Best Lifts for Big Strength Gains at the Gym
The deadlift sits at the top of the list for a good reason. A laughably simple move – bend over and pick up a barbell – the deadlift hits multiple major muscle groups in the legs, back, chest, and arms.
How to deadlift
- Place a barbell on the ground & stand with your toes nearly or directly under the barbell
- Feet hip-distance apart, bend at the knees (no curve in the back) & reach down to grip the barbell
- Your arms & hands should be placed close to the outside of each leg
- Stand up using legs, keeping the barbell close to your shins & thighs as it travels up
- DO NOT round your back at any point. When bending down & standing up, hinge the torso at the hips, maintaining a straight line between your tailbone & neck
The squat – whether it be a back squat, front, squat, air squat, etc. – is a strength training staple. While it mainly hits the glutes & legs, squats also train strength in the abdominals & back, due to the stabilization strength needed to stay upright during this exercise.
How to back squat:
- Place a barbell over your shoulders, with an even grip
- Bend the knees and squat until your hip crease is at or below parallel
- Keep your knees behind your toes, your weight on your heels, and your back straight while you squat
- Like the deadlift, hinge the torso forward & back from the hips, but do not let your back round
3. Military Press:
The military press is another big, compound lift that targets the upper body. Done sitting or standing, a military press is simple pressing a weight completely overhead.
How to Military Press:
- Can be done either sitting or standing
- Begin with a barbell racked across the shoulders in the back, or in the front (by your collar bones)
- Press the weight up & overhead, ending with your arms completely straight in “lockout”

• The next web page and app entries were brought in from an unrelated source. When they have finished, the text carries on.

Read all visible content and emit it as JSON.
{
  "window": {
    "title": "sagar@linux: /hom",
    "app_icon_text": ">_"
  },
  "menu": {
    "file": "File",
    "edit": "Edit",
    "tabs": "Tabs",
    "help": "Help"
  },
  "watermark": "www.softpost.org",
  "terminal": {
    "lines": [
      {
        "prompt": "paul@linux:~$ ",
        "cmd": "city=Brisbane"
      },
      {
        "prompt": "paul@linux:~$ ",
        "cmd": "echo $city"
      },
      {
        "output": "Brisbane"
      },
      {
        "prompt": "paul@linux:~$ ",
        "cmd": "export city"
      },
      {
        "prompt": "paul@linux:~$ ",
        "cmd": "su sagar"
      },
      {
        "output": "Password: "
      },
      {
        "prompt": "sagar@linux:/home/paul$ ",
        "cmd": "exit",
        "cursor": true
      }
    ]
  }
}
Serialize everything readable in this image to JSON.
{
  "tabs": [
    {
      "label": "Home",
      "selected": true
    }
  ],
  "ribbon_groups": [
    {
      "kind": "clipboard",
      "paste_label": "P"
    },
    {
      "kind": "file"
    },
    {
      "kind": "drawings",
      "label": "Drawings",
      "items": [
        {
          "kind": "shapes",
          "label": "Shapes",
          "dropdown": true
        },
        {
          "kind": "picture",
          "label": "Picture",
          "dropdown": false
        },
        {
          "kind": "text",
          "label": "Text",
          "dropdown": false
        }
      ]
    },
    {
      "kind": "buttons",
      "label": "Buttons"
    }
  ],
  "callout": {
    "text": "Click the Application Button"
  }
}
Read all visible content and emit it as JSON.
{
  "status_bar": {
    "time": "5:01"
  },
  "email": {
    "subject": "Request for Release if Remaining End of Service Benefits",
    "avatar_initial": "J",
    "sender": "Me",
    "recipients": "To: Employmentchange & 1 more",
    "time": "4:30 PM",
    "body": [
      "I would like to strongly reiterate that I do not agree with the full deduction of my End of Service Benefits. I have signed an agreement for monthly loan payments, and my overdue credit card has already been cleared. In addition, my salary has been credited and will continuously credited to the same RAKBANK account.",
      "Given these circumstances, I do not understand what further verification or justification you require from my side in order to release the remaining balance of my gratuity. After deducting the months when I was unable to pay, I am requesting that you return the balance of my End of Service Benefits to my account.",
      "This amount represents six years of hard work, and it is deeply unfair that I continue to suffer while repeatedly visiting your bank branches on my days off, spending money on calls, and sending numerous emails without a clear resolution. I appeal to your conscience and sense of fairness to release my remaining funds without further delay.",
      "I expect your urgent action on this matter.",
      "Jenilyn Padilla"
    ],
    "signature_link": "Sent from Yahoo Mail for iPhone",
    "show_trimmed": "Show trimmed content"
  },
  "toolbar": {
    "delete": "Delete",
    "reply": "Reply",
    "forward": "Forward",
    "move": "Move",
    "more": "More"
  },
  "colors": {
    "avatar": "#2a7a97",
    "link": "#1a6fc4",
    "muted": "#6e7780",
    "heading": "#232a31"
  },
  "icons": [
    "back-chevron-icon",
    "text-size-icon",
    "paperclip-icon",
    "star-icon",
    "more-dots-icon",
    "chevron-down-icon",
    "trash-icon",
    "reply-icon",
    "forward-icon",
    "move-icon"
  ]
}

- Lower the weight back down in a controlled manner to the starting position.
4. Bench Press:
The bench press is one of the most popular lifts among dudes (“how much can you bench, bro?”), and with good reason! The bench press hits the entire upper body, and will directly translate into improvements in push ups, pull ups, and other upper-body movements.
How to Bench Press:
- Position yourself on a bench press station. Flat, incline, and decline bench presses are all ok.
- Grip the bar with hands at shoulder-width or slightly wider. Not too wide, or else you won’t get a full range of motion.
- Begin with arms fully extended upwards, weight positioned directly over your chest
- Lower the weight down towards your chest, keeping your elbows tucked in. Do not let the elbows flare out to the sides
- Push the weight back up to starting position, and repeat
The clean is by far the most complicated lift on this list. If you’ve never done a clean before, wait until you are with an experienced lifter before trying this for the first time. The above diagram shows a full squat clean. There are other variations, such as a hang clean, or a power clean, but the squat clean involves the biggest ranges of motion & uses the most muscle groups.
How to clean:
- Begin with the barbell on the ground, and set yourself up like you’re going to do a deadlift
- Grip the barbell & stand up, exactly like a deadlift
- When you’ve come upright, use a hip thrust & slight hop (heels lift off the ground for a moment) to begin bringing the barbell upwards towards the shoulders
- Flip your grip from overhand to underhand, letting the elbows point forward, racking the barbell at your shoulders
- While flipping from overhand to underhand, the knees dip so you’re set to “catch” the weight
- Catch the weight & descend down into a front squat, then rise up to standing